In spite of these drastic force reductions, military missions and operations tempo increased. Because every mission affects far greater numbers of servicemen than those directly involved, most operations other than warfare, such as peacekeeping, have a significant negative impact on readiness.

FACT #2. Military deployments have increased dramatically throughout the 1990s.
The pace of deployments has increased 16-fold since the end of the Cold War. Between 1960 and 1991, the Army conducted 10 operations outside of normal training and alliance commitments, but between 1992 and 1998, the Army conducted 26 such operations. Similarly, the Marines conducted 15 contingency operations between 1982 and 1989, and 62 since 1989. During the 1990s, U.S. forces of 20,000 or more troops were engaged in non-warfighting missions in Somalia (1993), Haiti (1994), Bosnia (1996), and Iraq and Kuwait (1998).

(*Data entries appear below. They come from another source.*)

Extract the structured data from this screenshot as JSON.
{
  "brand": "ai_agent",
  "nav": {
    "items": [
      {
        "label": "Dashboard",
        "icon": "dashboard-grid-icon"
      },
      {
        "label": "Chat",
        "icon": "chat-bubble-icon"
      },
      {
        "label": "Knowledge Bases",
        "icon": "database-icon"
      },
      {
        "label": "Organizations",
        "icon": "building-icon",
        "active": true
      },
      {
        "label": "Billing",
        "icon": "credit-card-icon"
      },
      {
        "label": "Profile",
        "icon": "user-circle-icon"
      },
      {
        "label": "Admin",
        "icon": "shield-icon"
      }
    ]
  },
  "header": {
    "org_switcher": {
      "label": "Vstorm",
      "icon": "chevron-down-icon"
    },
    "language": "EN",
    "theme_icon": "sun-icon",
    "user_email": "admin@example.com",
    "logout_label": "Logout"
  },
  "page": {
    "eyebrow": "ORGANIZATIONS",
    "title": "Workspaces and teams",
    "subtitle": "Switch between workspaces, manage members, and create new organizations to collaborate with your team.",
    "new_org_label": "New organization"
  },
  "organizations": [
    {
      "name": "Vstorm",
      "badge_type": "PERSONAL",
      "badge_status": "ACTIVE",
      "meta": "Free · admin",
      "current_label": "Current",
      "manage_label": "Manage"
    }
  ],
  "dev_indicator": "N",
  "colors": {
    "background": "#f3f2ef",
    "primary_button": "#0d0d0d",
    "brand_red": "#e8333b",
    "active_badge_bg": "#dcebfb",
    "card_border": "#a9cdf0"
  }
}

This dramatic increase in the use of America's armed forces has had a detrimental effect on overall combat readiness. Both people and equipment wear out faster with frequent use. Frequent deployments also take funding away from ongoing expenses such as training, fuel, and supplies. Moreover, the stress of frequent and often unexpected deployments can be detrimental to troop morale and jeopardize the armed forces' ability to retain high-quality people.

FACT #3. America's military is aging rapidly.
Most of the equipment that the U.S. military uses today, such as Abrams tanks, Apache helicopters, Bradley fighting vehicles, surface ships, submarines, bombers, and tactical aircraft, are aging much faster than they are being replaced. Due to a shortsighted modernization strategy, some systems are not even being replaced. Lack of funding coupled with increased tempo and reduced forces strains the U.S. military's ability to defend vital national interests.

As weapons age, they become less reliable and more expensive to maintain. The services have attempted to provide for their higher maintenance costs by reallocating funds, but they often take the funds from procurement accounts, effectively removing the money from modernization programs. Shortages of parts and aging equipment are already affecting readiness, and the effects are expected to worsen. Pentagon spokesman Kenneth Bacon recently reported that spare parts are so scarce that the Air Force is made to "cannibalize" perfectly good aircraft for spare parts.

FACT #4. Morale is on the decline in the U.S. armed forces.
According to an August 1999 U.S. General Accounting Office review, more than half of the officers and enlisted personnel surveyed "were dissatisfied and intended to leave the military after their current obligation or term of enlistment was up." Because U.S. servicemen are the military's greatest asset, a ready U.S. military requires bright, well-trained, and highly motivated active and reserve personnel. Unfortunately, due largely to low morale, the services are finding it difficult to recruit and retain servicemen.

Conclusion. Under the Clinton Administration, the U.S military has suffered under a dangerous combination of reduced budgets, diminished forces, and increased missions. The result has been a steep decline in readiness and an overall decline in U.S. military strength. Nearly a decade of misdirected policy coupled with a myopic modernization strategy has rendered America's armed forces years away from top form.

To deny that the United States military has readiness problems is to deny the men and women in uniform the respect they deserve. America's military prowess can be restored, but policymakers must first admit there is a problem. Only then can the President and Congress work together to reestablish America's top readiness capabilities.

Jack Spencer is Policy Analyst for Defense and National Security in the Kathryn and Shelby Cullom Davis Institute for International Studies at The Heritage Foundation.


Jack Spencer
Jack Spencer

Vice President, the Institute for Economic Freedom